▶ _AIM OF THE TASK_:
When a line in the records includes the string "Define", it goes into the tally; report that tally alone.

[Interface dataset entries]
══════════════════════════════

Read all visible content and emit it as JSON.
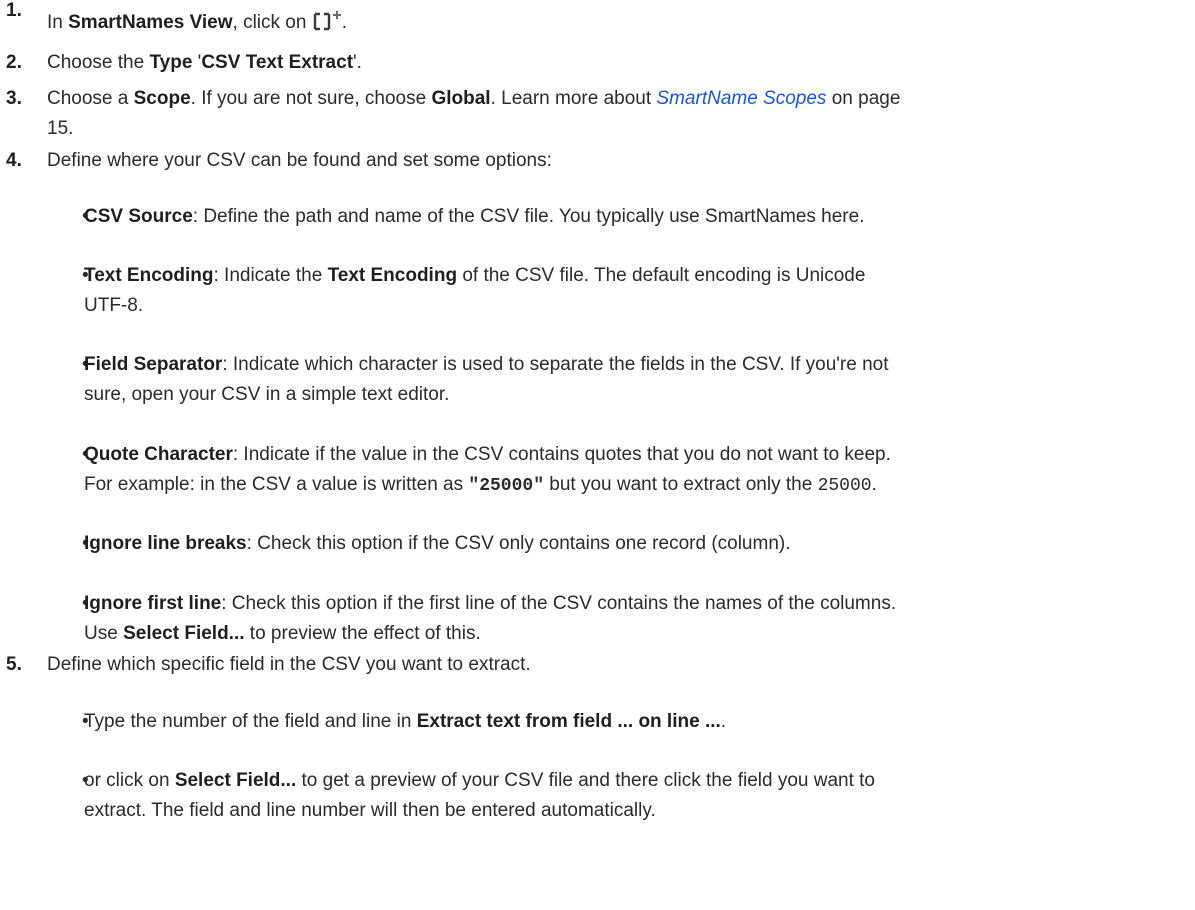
{
  "steps": [
    {
      "num": "1.",
      "parts": [
        "In ",
        "SmartNames View",
        ", click on ",
        "."
      ],
      "icon": "insert-smartname-icon"
    },
    {
      "num": "2.",
      "parts": [
        "Choose the ",
        "Type",
        " '",
        "CSV Text Extract",
        "'."
      ]
    },
    {
      "num": "3.",
      "line1": [
        "Choose a ",
        "Scope",
        ". If you are not sure, choose ",
        "Global",
        ". Learn more about ",
        "SmartName Scopes",
        " on page"
      ],
      "line2": "15."
    },
    {
      "num": "4.",
      "text": "Define where your CSV can be found and set some options:",
      "bullets": [
        {
          "label": "CSV Source",
          "text": ": Define the path and name of the CSV file. You typically use SmartNames here."
        },
        {
          "label": "Text Encoding",
          "text_a": ": Indicate the ",
          "bold_b": "Text Encoding",
          "text_c": " of the CSV file. The default encoding is Unicode",
          "line2": "UTF-8."
        },
        {
          "label": "Field Separator",
          "text": ": Indicate which character is used to separate the fields in the CSV. If you're not",
          "line2": "sure, open your CSV in a simple text editor."
        },
        {
          "label": "Quote Character",
          "text": ": Indicate if the value in the CSV contains quotes that you do not want to keep.",
          "line2_a": "For example: in the CSV a value is written as ",
          "code_quoted": "\"25000\"",
          "line2_b": " but you want to extract only the ",
          "code_plain": "25000",
          "line2_c": "."
        },
        {
          "label": "Ignore line breaks",
          "text": ": Check this option if the CSV only contains one record (column)."
        },
        {
          "label": "Ignore first line",
          "text": ": Check this option if the first line of the CSV contains the names of the columns.",
          "line2_a": "Use ",
          "line2_bold": "Select Field...",
          "line2_b": " to preview the effect of this."
        }
      ]
    },
    {
      "num": "5.",
      "text": "Define which specific field in the CSV you want to extract.",
      "bullets": [
        {
          "text_a": "Type the number of the field and line in ",
          "bold": "Extract text from field ... on line ...",
          "text_b": "."
        },
        {
          "text_a": "or click on ",
          "bold": "Select Field...",
          "text_b": " to get a preview of your CSV file and there click the field you want to",
          "line2": "extract. The field and line number will then be entered automatically."
        }
      ]
    }
  ],
  "bullet_glyph": "•",
  "colors": {
    "text": "#2b2b2b",
    "link": "#1a55d6"
  }
}
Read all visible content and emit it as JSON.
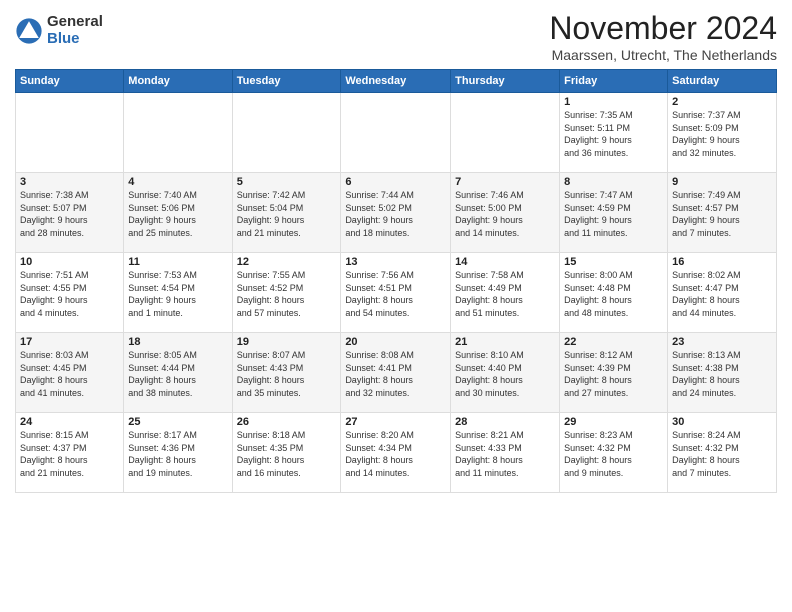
{
  "logo": {
    "general": "General",
    "blue": "Blue"
  },
  "title": "November 2024",
  "location": "Maarssen, Utrecht, The Netherlands",
  "headers": [
    "Sunday",
    "Monday",
    "Tuesday",
    "Wednesday",
    "Thursday",
    "Friday",
    "Saturday"
  ],
  "weeks": [
    [
      {
        "day": "",
        "info": ""
      },
      {
        "day": "",
        "info": ""
      },
      {
        "day": "",
        "info": ""
      },
      {
        "day": "",
        "info": ""
      },
      {
        "day": "",
        "info": ""
      },
      {
        "day": "1",
        "info": "Sunrise: 7:35 AM\nSunset: 5:11 PM\nDaylight: 9 hours\nand 36 minutes."
      },
      {
        "day": "2",
        "info": "Sunrise: 7:37 AM\nSunset: 5:09 PM\nDaylight: 9 hours\nand 32 minutes."
      }
    ],
    [
      {
        "day": "3",
        "info": "Sunrise: 7:38 AM\nSunset: 5:07 PM\nDaylight: 9 hours\nand 28 minutes."
      },
      {
        "day": "4",
        "info": "Sunrise: 7:40 AM\nSunset: 5:06 PM\nDaylight: 9 hours\nand 25 minutes."
      },
      {
        "day": "5",
        "info": "Sunrise: 7:42 AM\nSunset: 5:04 PM\nDaylight: 9 hours\nand 21 minutes."
      },
      {
        "day": "6",
        "info": "Sunrise: 7:44 AM\nSunset: 5:02 PM\nDaylight: 9 hours\nand 18 minutes."
      },
      {
        "day": "7",
        "info": "Sunrise: 7:46 AM\nSunset: 5:00 PM\nDaylight: 9 hours\nand 14 minutes."
      },
      {
        "day": "8",
        "info": "Sunrise: 7:47 AM\nSunset: 4:59 PM\nDaylight: 9 hours\nand 11 minutes."
      },
      {
        "day": "9",
        "info": "Sunrise: 7:49 AM\nSunset: 4:57 PM\nDaylight: 9 hours\nand 7 minutes."
      }
    ],
    [
      {
        "day": "10",
        "info": "Sunrise: 7:51 AM\nSunset: 4:55 PM\nDaylight: 9 hours\nand 4 minutes."
      },
      {
        "day": "11",
        "info": "Sunrise: 7:53 AM\nSunset: 4:54 PM\nDaylight: 9 hours\nand 1 minute."
      },
      {
        "day": "12",
        "info": "Sunrise: 7:55 AM\nSunset: 4:52 PM\nDaylight: 8 hours\nand 57 minutes."
      },
      {
        "day": "13",
        "info": "Sunrise: 7:56 AM\nSunset: 4:51 PM\nDaylight: 8 hours\nand 54 minutes."
      },
      {
        "day": "14",
        "info": "Sunrise: 7:58 AM\nSunset: 4:49 PM\nDaylight: 8 hours\nand 51 minutes."
      },
      {
        "day": "15",
        "info": "Sunrise: 8:00 AM\nSunset: 4:48 PM\nDaylight: 8 hours\nand 48 minutes."
      },
      {
        "day": "16",
        "info": "Sunrise: 8:02 AM\nSunset: 4:47 PM\nDaylight: 8 hours\nand 44 minutes."
      }
    ],
    [
      {
        "day": "17",
        "info": "Sunrise: 8:03 AM\nSunset: 4:45 PM\nDaylight: 8 hours\nand 41 minutes."
      },
      {
        "day": "18",
        "info": "Sunrise: 8:05 AM\nSunset: 4:44 PM\nDaylight: 8 hours\nand 38 minutes."
      },
      {
        "day": "19",
        "info": "Sunrise: 8:07 AM\nSunset: 4:43 PM\nDaylight: 8 hours\nand 35 minutes."
      },
      {
        "day": "20",
        "info": "Sunrise: 8:08 AM\nSunset: 4:41 PM\nDaylight: 8 hours\nand 32 minutes."
      },
      {
        "day": "21",
        "info": "Sunrise: 8:10 AM\nSunset: 4:40 PM\nDaylight: 8 hours\nand 30 minutes."
      },
      {
        "day": "22",
        "info": "Sunrise: 8:12 AM\nSunset: 4:39 PM\nDaylight: 8 hours\nand 27 minutes."
      },
      {
        "day": "23",
        "info": "Sunrise: 8:13 AM\nSunset: 4:38 PM\nDaylight: 8 hours\nand 24 minutes."
      }
    ],
    [
      {
        "day": "24",
        "info": "Sunrise: 8:15 AM\nSunset: 4:37 PM\nDaylight: 8 hours\nand 21 minutes."
      },
      {
        "day": "25",
        "info": "Sunrise: 8:17 AM\nSunset: 4:36 PM\nDaylight: 8 hours\nand 19 minutes."
      },
      {
        "day": "26",
        "info": "Sunrise: 8:18 AM\nSunset: 4:35 PM\nDaylight: 8 hours\nand 16 minutes."
      },
      {
        "day": "27",
        "info": "Sunrise: 8:20 AM\nSunset: 4:34 PM\nDaylight: 8 hours\nand 14 minutes."
      },
      {
        "day": "28",
        "info": "Sunrise: 8:21 AM\nSunset: 4:33 PM\nDaylight: 8 hours\nand 11 minutes."
      },
      {
        "day": "29",
        "info": "Sunrise: 8:23 AM\nSunset: 4:32 PM\nDaylight: 8 hours\nand 9 minutes."
      },
      {
        "day": "30",
        "info": "Sunrise: 8:24 AM\nSunset: 4:32 PM\nDaylight: 8 hours\nand 7 minutes."
      }
    ]
  ]
}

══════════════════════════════

▶ _OUTPUT_:
3